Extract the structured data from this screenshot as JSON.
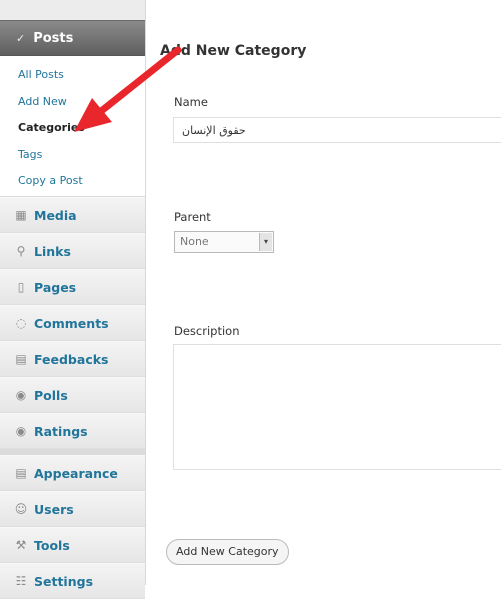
{
  "sidebar": {
    "posts_header": "Posts",
    "submenu": [
      {
        "label": "All Posts"
      },
      {
        "label": "Add New"
      },
      {
        "label": "Categories"
      },
      {
        "label": "Tags"
      },
      {
        "label": "Copy a Post"
      }
    ],
    "menu": [
      {
        "label": "Media",
        "icon": "media-icon"
      },
      {
        "label": "Links",
        "icon": "links-icon"
      },
      {
        "label": "Pages",
        "icon": "pages-icon"
      },
      {
        "label": "Comments",
        "icon": "comments-icon"
      },
      {
        "label": "Feedbacks",
        "icon": "feedbacks-icon"
      },
      {
        "label": "Polls",
        "icon": "polls-icon"
      },
      {
        "label": "Ratings",
        "icon": "ratings-icon"
      },
      {
        "label": "Appearance",
        "icon": "appearance-icon"
      },
      {
        "label": "Users",
        "icon": "users-icon"
      },
      {
        "label": "Tools",
        "icon": "tools-icon"
      },
      {
        "label": "Settings",
        "icon": "settings-icon"
      }
    ]
  },
  "form": {
    "heading": "Add New Category",
    "name_label": "Name",
    "name_value": "حقوق الإنسان",
    "parent_label": "Parent",
    "parent_value": "None",
    "description_label": "Description",
    "submit_label": "Add New Category"
  },
  "colors": {
    "link": "#21759b",
    "arrow": "#e8262b",
    "header_bg": "#6f6f6f"
  }
}
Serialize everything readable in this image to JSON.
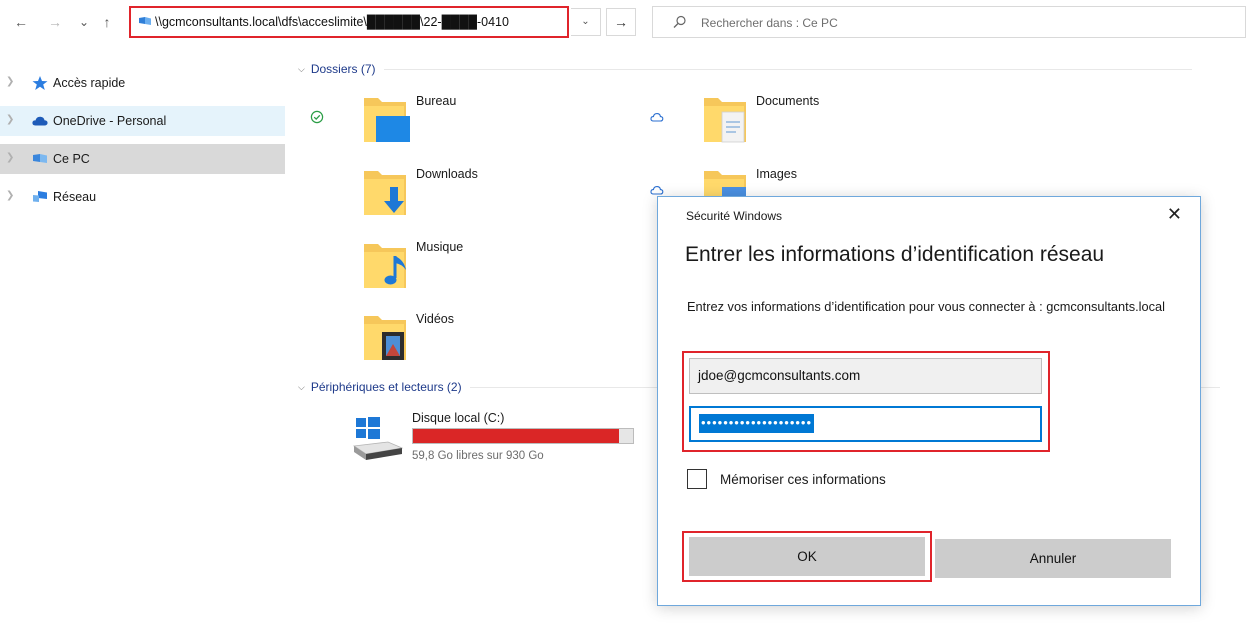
{
  "toolbar": {
    "back_glyph": "←",
    "forward_glyph": "→",
    "recent_glyph": "⌄",
    "up_glyph": "↑",
    "address": "\\\\gcmconsultants.local\\dfs\\acceslimite\\██████\\22-████-0410",
    "dropdown_glyph": "⌄",
    "go_glyph": "→",
    "search_placeholder": "Rechercher dans : Ce PC"
  },
  "nav": {
    "items": [
      {
        "label": "Accès rapide",
        "icon": "star-icon"
      },
      {
        "label": "OneDrive - Personal",
        "icon": "cloud-icon"
      },
      {
        "label": "Ce PC",
        "icon": "computer-icon"
      },
      {
        "label": "Réseau",
        "icon": "network-icon"
      }
    ]
  },
  "content": {
    "folders_header": "Dossiers (7)",
    "folders": [
      {
        "name": "Bureau",
        "icon": "desktop-folder-icon",
        "status": "synced-check-icon"
      },
      {
        "name": "Documents",
        "icon": "documents-folder-icon",
        "status": "cloud-outline-icon"
      },
      {
        "name": "Downloads",
        "icon": "downloads-folder-icon"
      },
      {
        "name": "Images",
        "icon": "pictures-folder-icon",
        "status": "cloud-outline-icon"
      },
      {
        "name": "Musique",
        "icon": "music-folder-icon"
      },
      {
        "name": "Vidéos",
        "icon": "videos-folder-icon"
      }
    ],
    "devices_header": "Périphériques et lecteurs (2)",
    "drive": {
      "name": "Disque local (C:)",
      "free_text": "59,8 Go libres sur 930 Go",
      "used_fraction": 0.936
    }
  },
  "dialog": {
    "caption": "Sécurité Windows",
    "close_glyph": "✕",
    "title": "Entrer les informations d’identification réseau",
    "description": "Entrez vos informations d’identification pour vous connecter à : gcmconsultants.local",
    "username": "jdoe@gcmconsultants.com",
    "password_mask": "••••••••••••••••••••",
    "remember_label": "Mémoriser ces informations",
    "ok_label": "OK",
    "cancel_label": "Annuler"
  },
  "colors": {
    "highlight_red": "#e0242b",
    "accent_blue": "#0078d4",
    "drive_bar_red": "#da2626",
    "hover_bg": "#e5f3fb",
    "selected_bg": "#d9d9d9"
  }
}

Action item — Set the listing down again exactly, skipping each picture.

Task output —
Extract the structured data from this screenshot as JSON.
{
  "sidebar": {
    "posts_header": "Posts",
    "submenu": [
      {
        "label": "All Posts"
      },
      {
        "label": "Add New"
      },
      {
        "label": "Categories"
      },
      {
        "label": "Tags"
      },
      {
        "label": "Copy a Post"
      }
    ],
    "menu": [
      {
        "label": "Media",
        "icon": "media-icon"
      },
      {
        "label": "Links",
        "icon": "links-icon"
      },
      {
        "label": "Pages",
        "icon": "pages-icon"
      },
      {
        "label": "Comments",
        "icon": "comments-icon"
      },
      {
        "label": "Feedbacks",
        "icon": "feedbacks-icon"
      },
      {
        "label": "Polls",
        "icon": "polls-icon"
      },
      {
        "label": "Ratings",
        "icon": "ratings-icon"
      },
      {
        "label": "Appearance",
        "icon": "appearance-icon"
      },
      {
        "label": "Users",
        "icon": "users-icon"
      },
      {
        "label": "Tools",
        "icon": "tools-icon"
      },
      {
        "label": "Settings",
        "icon": "settings-icon"
      }
    ]
  },
  "form": {
    "heading": "Add New Category",
    "name_label": "Name",
    "name_value": "حقوق الإنسان",
    "parent_label": "Parent",
    "parent_value": "None",
    "description_label": "Description",
    "submit_label": "Add New Category"
  },
  "colors": {
    "link": "#21759b",
    "arrow": "#e8262b",
    "header_bg": "#6f6f6f"
  }
}
Serialize everything readable in this image to JSON.
{
  "toolbar": {
    "back_glyph": "←",
    "forward_glyph": "→",
    "recent_glyph": "⌄",
    "up_glyph": "↑",
    "address": "\\\\gcmconsultants.local\\dfs\\acceslimite\\██████\\22-████-0410",
    "dropdown_glyph": "⌄",
    "go_glyph": "→",
    "search_placeholder": "Rechercher dans : Ce PC"
  },
  "nav": {
    "items": [
      {
        "label": "Accès rapide",
        "icon": "star-icon"
      },
      {
        "label": "OneDrive - Personal",
        "icon": "cloud-icon"
      },
      {
        "label": "Ce PC",
        "icon": "computer-icon"
      },
      {
        "label": "Réseau",
        "icon": "network-icon"
      }
    ]
  },
  "content": {
    "folders_header": "Dossiers (7)",
    "folders": [
      {
        "name": "Bureau",
        "icon": "desktop-folder-icon",
        "status": "synced-check-icon"
      },
      {
        "name": "Documents",
        "icon": "documents-folder-icon",
        "status": "cloud-outline-icon"
      },
      {
        "name": "Downloads",
        "icon": "downloads-folder-icon"
      },
      {
        "name": "Images",
        "icon": "pictures-folder-icon",
        "status": "cloud-outline-icon"
      },
      {
        "name": "Musique",
        "icon": "music-folder-icon"
      },
      {
        "name": "Vidéos",
        "icon": "videos-folder-icon"
      }
    ],
    "devices_header": "Périphériques et lecteurs (2)",
    "drive": {
      "name": "Disque local (C:)",
      "free_text": "59,8 Go libres sur 930 Go",
      "used_fraction": 0.936
    }
  },
  "dialog": {
    "caption": "Sécurité Windows",
    "close_glyph": "✕",
    "title": "Entrer les informations d’identification réseau",
    "description": "Entrez vos informations d’identification pour vous connecter à : gcmconsultants.local",
    "username": "jdoe@gcmconsultants.com",
    "password_mask": "••••••••••••••••••••",
    "remember_label": "Mémoriser ces informations",
    "ok_label": "OK",
    "cancel_label": "Annuler"
  },
  "colors": {
    "highlight_red": "#e0242b",
    "accent_blue": "#0078d4",
    "drive_bar_red": "#da2626",
    "hover_bg": "#e5f3fb",
    "selected_bg": "#d9d9d9"
  }
}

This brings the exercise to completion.